The Ford F-150 from 2018 is still available with a good old V8, but the top engine is the turbo 3.5-liter EcoBoost V6. Even better than that is the 3.5-liter EcoBoost V6 with high performance, but you can only get that in the Raptor off-road truck – until 2019, when you can get the big booster daddy in the ultra-luxurious F-150 Limited.
Engine options for the 2019 F-150 will be very different. You can buy a 3.3-liter naturally aspirated engine for basic vehicles, a 3.0-liter Power Stroke diesel, a 2.7-liter EcoBoost, the standard 3.5 EcoBoost and now the high-output Set EcoBoost if you're ready to spend $ 61,000 I suppose the V8 will continue to be an option, but I picked Ford to be safe and will update this post if and when the company confirms it. I'm always a bit cautious that Ford will try to remove the engine from the option list if we're not careful. Anyway, back to what we know: The Limited is the absolute top trim F-150 right now, starting at the aforementioned $ 61,000 and able to equip to nearly $ 70,000. It's somehow even better than a King Ranch or Platinum Truck and basically just teems with soft touch surfaces and foolproof proximity sensors. The Raptor starts at $ 50,000, for reference.
The 3.5-liter EcoBoost V6, which is the strongest non-Raptors engine by 2019, has a rated output of 375 hp and 470 lb-ft. That's a sufficient amount of juice, and I can personally testify to the fact that a 5,000-pound truck with this engine is not listless.
The 3.5-liter high-performance EcoBoost V6, which is the only engine in the Ford Raptor, is rated a stump-splitting 450 HP and 510 lb-ft of torque.
In both the Limited and Raptor, the High Output EcoBoost engine is automatically paired with a 10-speed.
Since the Raptor engine and the regular F-150 engine option have the same displacement and pretty much the same name, it would be logical to assume that they are essentially the same mill with a slightly different computer tune. But when I first drove the second-generation Raptor at the end of 2016, the Ford people promised me that was not the case.

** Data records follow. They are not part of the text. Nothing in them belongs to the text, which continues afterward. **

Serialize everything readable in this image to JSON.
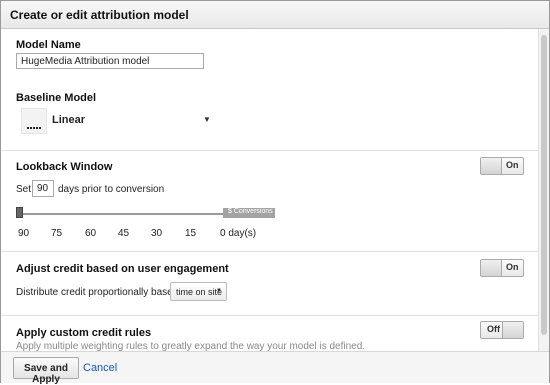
{
  "dialog": {
    "title": "Create or edit attribution model"
  },
  "model_name": {
    "label": "Model Name",
    "value": "HugeMedia Attribution model"
  },
  "baseline": {
    "label": "Baseline Model",
    "selected": "Linear",
    "icon": "linear-model-icon"
  },
  "lookback": {
    "title": "Lookback Window",
    "toggle": "On",
    "set_label": "Set",
    "days_value": "90",
    "suffix": "days prior to conversion",
    "slider_label": "$ Conversions",
    "slider_level_days": 90,
    "ticks": [
      "90",
      "75",
      "60",
      "45",
      "30",
      "15",
      "0 day(s)"
    ]
  },
  "engagement": {
    "title": "Adjust credit based on user engagement",
    "toggle": "On",
    "distribute_label": "Distribute credit proportionally based on",
    "select_value": "time on site"
  },
  "custom": {
    "title": "Apply custom credit rules",
    "toggle": "Off",
    "description": "Apply multiple weighting rules to greatly expand the way your model is defined."
  },
  "footer": {
    "save": "Save and Apply",
    "cancel": "Cancel"
  }
}
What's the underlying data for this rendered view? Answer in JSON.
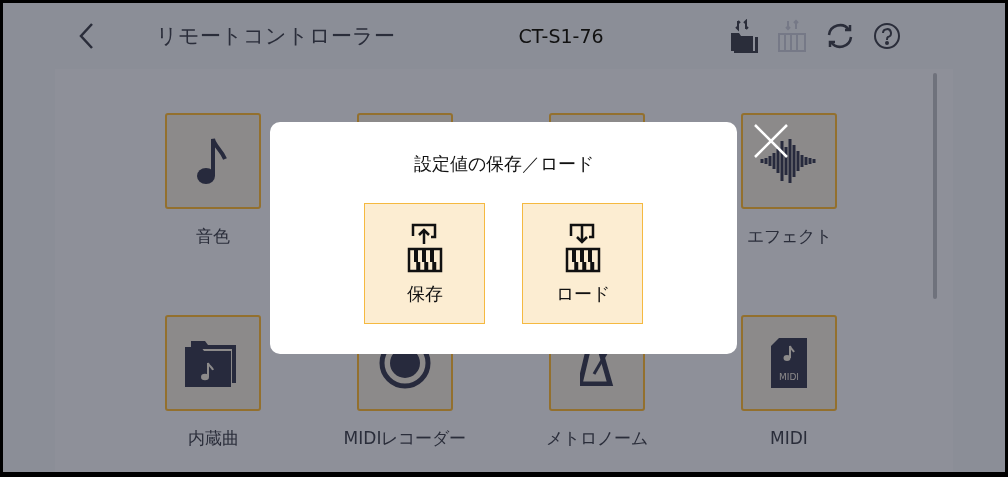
{
  "header": {
    "title": "リモートコントローラー",
    "model": "CT-S1-76",
    "tools": [
      {
        "kind": "folder-transfer",
        "disabled": false
      },
      {
        "kind": "piano-transfer",
        "disabled": true
      },
      {
        "kind": "sync",
        "disabled": false
      },
      {
        "kind": "help",
        "disabled": false
      }
    ]
  },
  "tiles": [
    {
      "kind": "note",
      "label": "音色"
    },
    {
      "kind": "hidden"
    },
    {
      "kind": "hidden"
    },
    {
      "kind": "wave",
      "label": "エフェクト"
    },
    {
      "kind": "folder",
      "label": "内蔵曲"
    },
    {
      "kind": "record",
      "label": "MIDIレコーダー"
    },
    {
      "kind": "metronome",
      "label": "メトロノーム"
    },
    {
      "kind": "midi-file",
      "label": "MIDI",
      "icon_text": "MIDI"
    }
  ],
  "dialog": {
    "title": "設定値の保存／ロード",
    "buttons": [
      {
        "kind": "save",
        "label": "保存"
      },
      {
        "kind": "load",
        "label": "ロード"
      }
    ]
  }
}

From my 2017 Ford Raptor first drive story:
The 3.5-liter twin-turbo V6 Ford calls "EcoBoost" has been the top power option for F-150 since 2015. For 2017, this engine has been completely reworked for the regular version of the truck and for Raptor was set a special high-output version.
"It would be easier to tell you which parts we did not change ," Ford Powertrain Integration Engineer Seth Goslawski told me, referring to the 2017 EcoBoost engine versus the 2015 version of today's F -150 body style. "I know the oil filter is the same, that's all."
Tweaks for the Raptor are a bit more subtle. Goslawski explained that there are actually four distinctly different power parts of a raptor that a normal F-150 does not have:
– New pistons that allow higher compression
– The compressor wheel on the turbo, which allows for peak gain from 18 psi.
– The exhaust, which is a true dual system on the Raptor with a stainless distributor instead of cast iron.
– And cooling that gets an extra heat sink just up front in the engine room with dedicated fans that "yes, are dipping in the mud."
So, if you wanted all of this coupled with less offroadiness but more luxury, the 2019 F-150 Limited is your jam.  And yes, this extra power makes the F-150 down to the "most powerful regular halftone pickup truck" status for now with its 450 hp and 510 lb-ft of torque, which is the 6.2-liter V8's Chevy Silverado trump (420 hp, 460 lb-ft) and Ram 1500 5.7-liter Hemi (395 hp, 410 lb-ft)